In two books on Afghanistan, Anand Gopal and Carlotta Gall each point to the absurdity of America's longest war.
President Obama is furious that legislators lack the will to address gun violence. But there are steps he could take without them.
In a forceful speech, President Obama laid out in a few words the best argument for the deal with Iran: there is "no plausible alternative."
Perhaps the real lack of faith in modern society comes down to a lack of reverence for the people around us.
It’s easy to imagine health-care reform that does more than the ACA. It's almost impossible to see it getting enacted, as Steven Brill's book reminds us.
This past Saturday, President Obama spoke in Selma, Alabama, marking the 50th anniversary of "Bloody Sunday"—the assault by Alabama state troopers on marchers from Selma to Montgomery for equal voting rights for African Americans. His speech is remarkable for many reasons, but one of the things I find really remarkable is that it ranks as a singular example of presidential exceptionalist rhetoric.
Obama's budget includes more money to detain undocumented children. At the largest family detention center, the average child is age six.

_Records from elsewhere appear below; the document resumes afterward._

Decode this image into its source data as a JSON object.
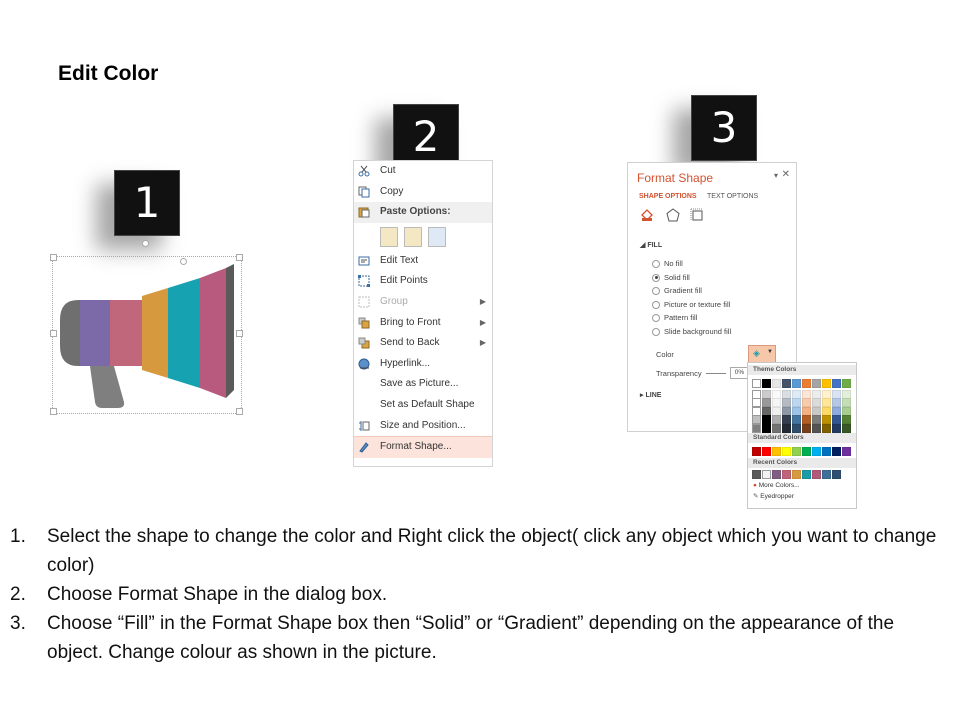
{
  "title": "Edit Color",
  "badges": [
    "1",
    "2",
    "3"
  ],
  "context_menu": {
    "items": [
      {
        "label": "Cut",
        "type": "item"
      },
      {
        "label": "Copy",
        "type": "item"
      },
      {
        "label": "Paste Options:",
        "type": "header"
      },
      {
        "label": "Edit Text",
        "type": "item"
      },
      {
        "label": "Edit Points",
        "type": "item"
      },
      {
        "label": "Group",
        "type": "disabled",
        "submenu": true
      },
      {
        "label": "Bring to Front",
        "type": "item",
        "submenu": true
      },
      {
        "label": "Send to Back",
        "type": "item",
        "submenu": true
      },
      {
        "label": "Hyperlink...",
        "type": "item"
      },
      {
        "label": "Save as Picture...",
        "type": "item"
      },
      {
        "label": "Set as Default Shape",
        "type": "item"
      },
      {
        "label": "Size and Position...",
        "type": "item"
      },
      {
        "label": "Format Shape...",
        "type": "highlighted"
      }
    ]
  },
  "format_panel": {
    "title": "Format Shape",
    "tabs": [
      "SHAPE OPTIONS",
      "TEXT OPTIONS"
    ],
    "section_fill": "FILL",
    "section_line": "LINE",
    "fill_options": [
      "No fill",
      "Solid fill",
      "Gradient fill",
      "Picture or texture fill",
      "Pattern fill",
      "Slide background fill"
    ],
    "selected_fill": "Solid fill",
    "color_label": "Color",
    "transparency_label": "Transparency",
    "transparency_value": "0%"
  },
  "color_picker": {
    "theme_label": "Theme Colors",
    "standard_label": "Standard Colors",
    "recent_label": "Recent Colors",
    "more_colors": "More Colors...",
    "eyedropper": "Eyedropper",
    "theme_colors": [
      "#ffffff",
      "#000000",
      "#e7e6e6",
      "#44546a",
      "#5b9bd5",
      "#ed7d31",
      "#a5a5a5",
      "#ffc000",
      "#4472c4",
      "#70ad47"
    ],
    "standard_colors": [
      "#c00000",
      "#ff0000",
      "#ffc000",
      "#ffff00",
      "#92d050",
      "#00b050",
      "#00b0f0",
      "#0070c0",
      "#002060",
      "#7030a0"
    ],
    "recent_colors": [
      "#595959",
      "#f2f2f2",
      "#7f6084",
      "#c0627a",
      "#d89a3e",
      "#1a9ba8",
      "#b05a7a",
      "#3f6e9a",
      "#2f4f6f"
    ]
  },
  "megaphone_colors": {
    "handle": "#7f7f7f",
    "back": "#6f6f6f",
    "seg1": "#7c6aa8",
    "seg2": "#c0677c",
    "seg3": "#d6993e",
    "seg4": "#17a2b1",
    "seg5": "#b75a7e",
    "rim": "#5a5a5a"
  },
  "steps": [
    {
      "num": "1.",
      "text": "Select the shape to change the color and Right click the object( click any object which you want to change color)"
    },
    {
      "num": "2.",
      "text": "Choose Format Shape in the dialog box."
    },
    {
      "num": "3.",
      "text": "Choose “Fill” in the Format Shape box then “Solid” or “Gradient” depending on the appearance of the object. Change colour as shown in the picture."
    }
  ]
}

U.S. churches have long sought better relations with Christians in Cuba. The political thaw will make this much easier.
The United States is back at war—that didn’t take very long. One might argue we never really stopped fighting, or, frankly, that the country has been in a perpetual state of war since World War II. Religious as well as the more generic popular responses to America’s various wars often boils down to a tension between revulsion and obligation. Not surprisingly, that dualism relates directly to the simple formula presidents have used over the years (and through every war) to justify military actions in strategic and moral terms. The threats change—fascism, communism, terrorism—as do the locations, but the moral rationale rarely does.
Many aspects of governing exist outside the president's control, via rhetoric or anything else.